To share my revisioning of this amazing character from folklore, Baba Yaga's treatment of her wagon-making apprentice is portrayed as gentle and kind. I want as many people as possible to read the story so they meet this sweet, loving Deity and benefit from Her support and wisdom. She has been denied us too long, and will be denied us no more! So mote it be!
Kathy: What sort of folks might enjoy the book?
Francesca: I tried to create a universal tale in which anyone can find meaning and power. But a type of person who would enjoy the book? Interesting question. I'd say this book will draw unique individuals, people who view the world their own way, people who perhaps are not in sync with the way everybody else does things.
So this story is relevant to lots of different people. Here are a few: the book's magic supports you if you are exceptionally magical, sensitive psychically, empathic, or introverted. Or if you want to overcome perfectionist tendencies. But each person will find their own meaning and magic in the story because it's that sort of tale.
Thanks for sharing my work with your site visitors, Kathy. Like attracts like, so I'm sure they're beautiful people. And I'm thrilled to chat with you, as always.
Kathy: Thanks for being here, this was great!
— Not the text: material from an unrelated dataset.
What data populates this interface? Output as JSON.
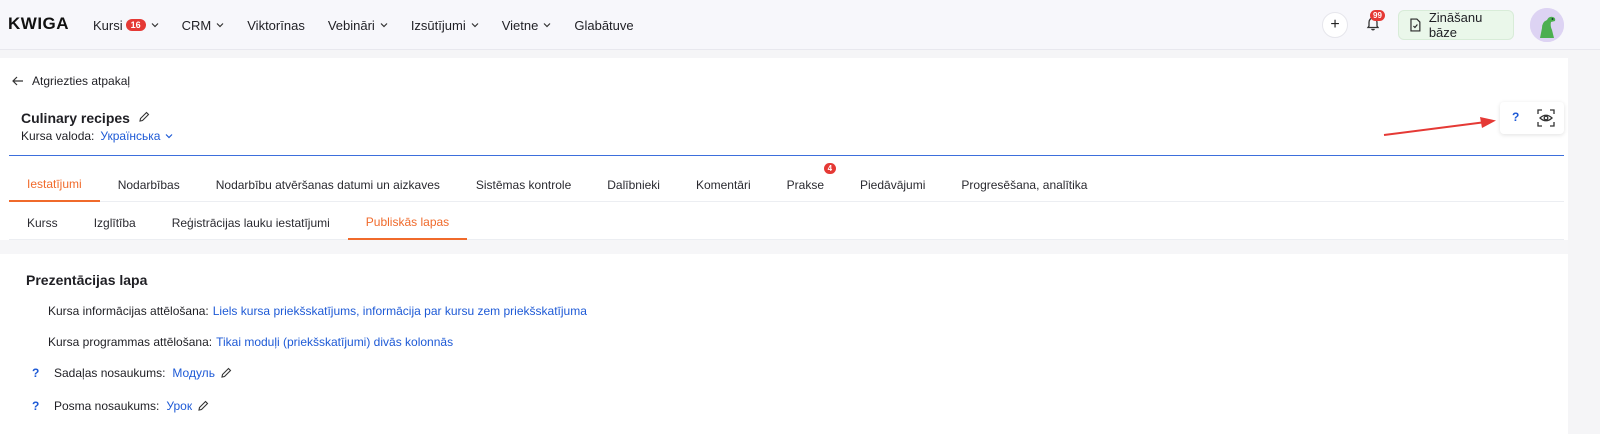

Check out Francesca's Baba Yaga’s Apprentice—A Faerie Tale Ritual here: http://stardrenched.com/2017/02/28/baba-yagas-apprentice/